Dogs have been sniffing out danger for people since the human-canine relationship began eons ago.
These days, dogs work alongside humans in all kinds of situations — whether detecting bombs in military roles, keeping servicemen and women safe, preventing contraband from making it through airport security, even sniffing out hidden hard drives and helping police put child-porn purveyors behind bars.
Now they are even helping us fight unseen enemies in our hospitals.
According to the the Centers for Disease Control and Prevention, even many of the nation’s leading medical institutions are losing the battle to protect patients from drug-resistant bacteria.
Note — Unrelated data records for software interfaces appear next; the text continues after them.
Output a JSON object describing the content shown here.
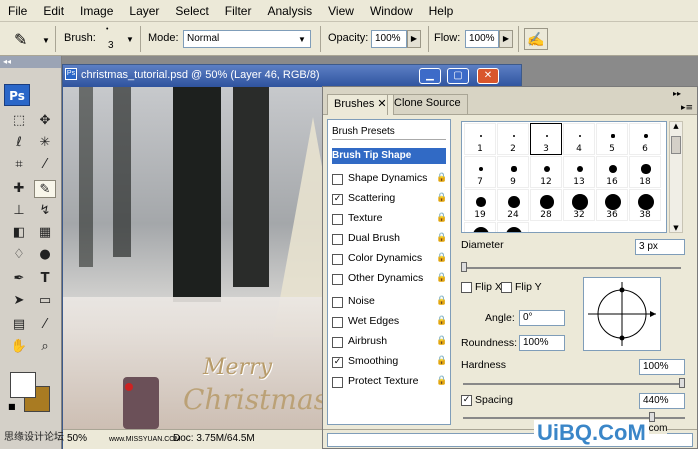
{
  "menu": [
    "File",
    "Edit",
    "Image",
    "Layer",
    "Select",
    "Filter",
    "Analysis",
    "View",
    "Window",
    "Help"
  ],
  "options": {
    "brush_label": "Brush:",
    "brush_size": "3",
    "mode_label": "Mode:",
    "mode_value": "Normal",
    "opacity_label": "Opacity:",
    "opacity_value": "100%",
    "flow_label": "Flow:",
    "flow_value": "100%"
  },
  "toolbox": {
    "logo": "Ps"
  },
  "document": {
    "title": "christmas_tutorial.psd @ 50% (Layer 46, RGB/8)",
    "zoom": "50%",
    "doc_info": "Doc: 3.75M/64.5M",
    "canvas_text_1": "Merry",
    "canvas_text_2": "Christmas"
  },
  "brushes_panel": {
    "tabs": [
      "Brushes",
      "Clone Source"
    ],
    "presets_label": "Brush Presets",
    "selected_section": "Brush Tip Shape",
    "options": [
      {
        "label": "Shape Dynamics",
        "checked": false
      },
      {
        "label": "Scattering",
        "checked": true
      },
      {
        "label": "Texture",
        "checked": false
      },
      {
        "label": "Dual Brush",
        "checked": false
      },
      {
        "label": "Color Dynamics",
        "checked": false
      },
      {
        "label": "Other Dynamics",
        "checked": false
      },
      {
        "label": "Noise",
        "checked": false
      },
      {
        "label": "Wet Edges",
        "checked": false
      },
      {
        "label": "Airbrush",
        "checked": false
      },
      {
        "label": "Smoothing",
        "checked": true
      },
      {
        "label": "Protect Texture",
        "checked": false
      }
    ],
    "brush_sizes": [
      "1",
      "2",
      "3",
      "4",
      "5",
      "6",
      "7",
      "9",
      "12",
      "13",
      "16",
      "18",
      "19",
      "24",
      "28",
      "32",
      "36",
      "38"
    ],
    "selected_brush": "3",
    "diameter_label": "Diameter",
    "diameter_value": "3 px",
    "flip_x": "Flip X",
    "flip_y": "Flip Y",
    "angle_label": "Angle:",
    "angle_value": "0°",
    "roundness_label": "Roundness:",
    "roundness_value": "100%",
    "hardness_label": "Hardness",
    "hardness_value": "100%",
    "spacing_label": "Spacing",
    "spacing_value": "440%"
  },
  "watermarks": {
    "left": "思缘设计论坛",
    "url": "www.MISSYUAN.COM",
    "site": "www.Alfoart.com",
    "logo": "UiBQ.CoM"
  }
}
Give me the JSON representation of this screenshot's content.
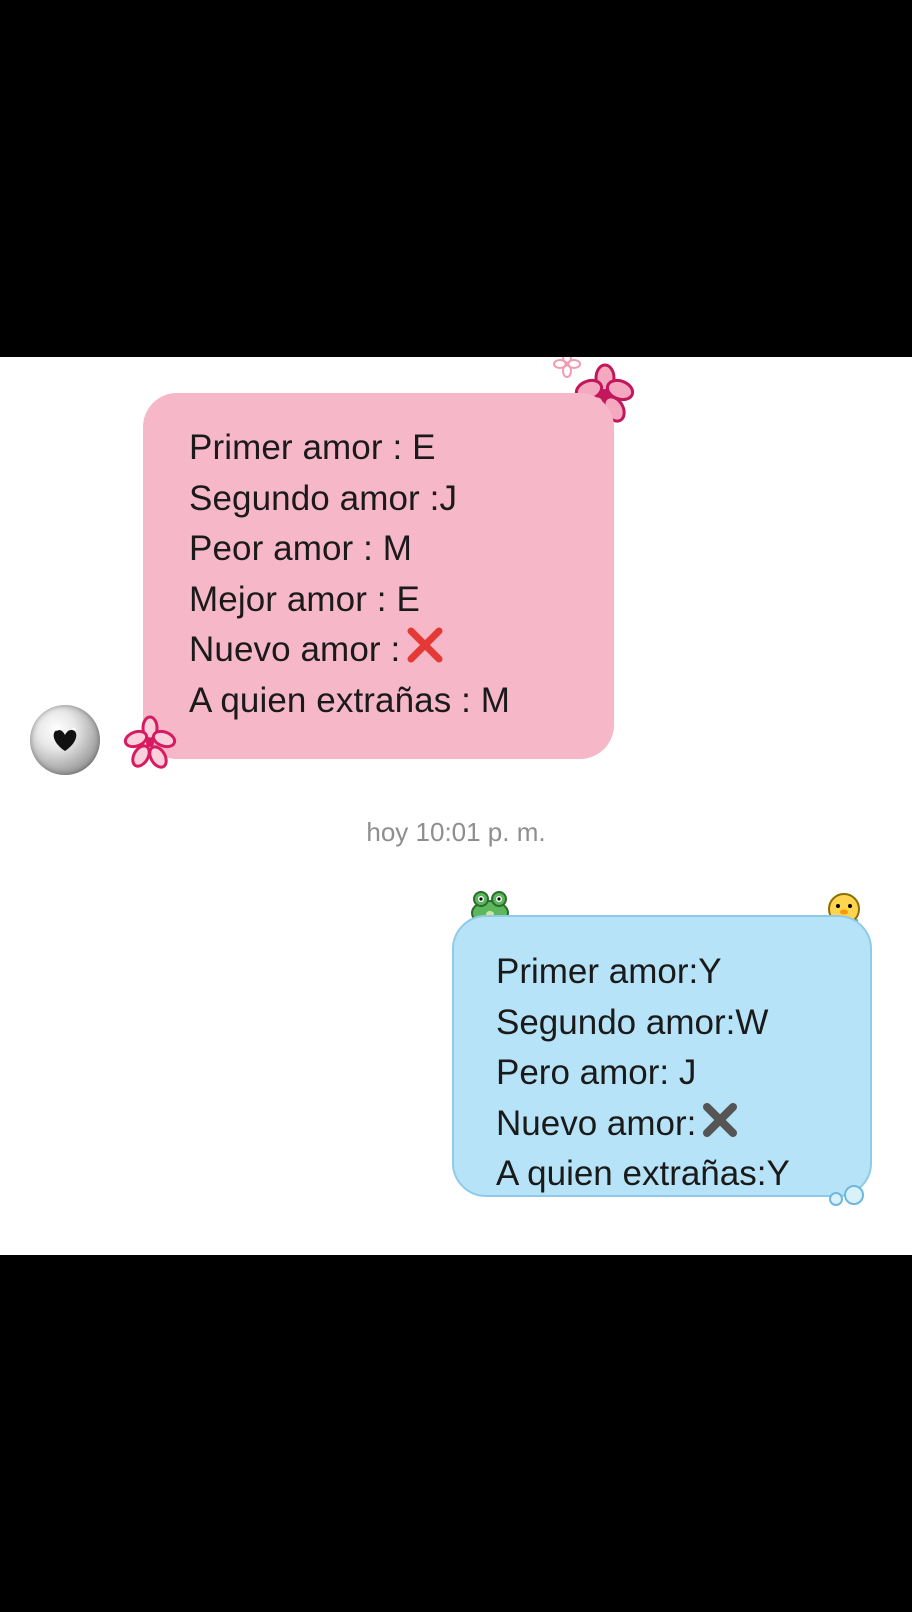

The superbugs cost the health care industry about $5 billion a year, but one hospital in Vancouver has come up with a solution, reports CBS News.
And their weapon is named Angus.
With his remarkable sense of smell, Angus the springer spaniel is on a mission to track down the most common kind of hospital superbug called Clostridium difficile or C. diff, which is considered a “hazard level urgent.”
“Their sense of smell is above and beyond anything we can even comprehend,” dog trainer, Teresa Zurburg, told CBS News.
C. diff is caused by antibiotic use or contact with contaminated surfaces. It’s highly contagious and often deadly. It kills 15,000 people a year. And Angus can smell it.
“It will always be present in your hospital, so what you’re trying to do is control it. That’s where Angus comes into play,” said Elizabeth Bryce of the Vancouver Coastal Health Infection Prevention and Control. “He’s trained to detect C. difficile in the environment. The advantage for us is, if he alerts on something, then what we can do is additional targeted cleaning and we’re going to couple it with our ultra-violet disinfection machines.”
Three years ago, Zurburg was training bomb and drug dogs when she contracted C. diff and nearly died. Her husband, a nurse at Vancouver General Hospital, suggested she try to train a dog to detect the superbug.
She did, and now this hospital’s program is among the first of its kind.
“They definitely thought it was out-of-the-box thinking. And it helped that Angus was kind of cute,” Zurburg said.
Zurburg brought Angus home when he was just 10 weeks old, and started training early. These days, when tested in rooms where the C. diff odors are hidden, his success rate is between 95 and 100 percent. He has passed all his certifications and will soon be working at Vancouver General full time.
Angus is Zurburg’s first C. diff sniffer, but not for long. His brother Dodger will be next, and Zurburg said she’s been getting inquiries from hospitals around the world.
”We’re happy to help anybody try and get their own C. Diff dog,” Zurburg said. “What we can use them for, it’s only limited by our imagination.”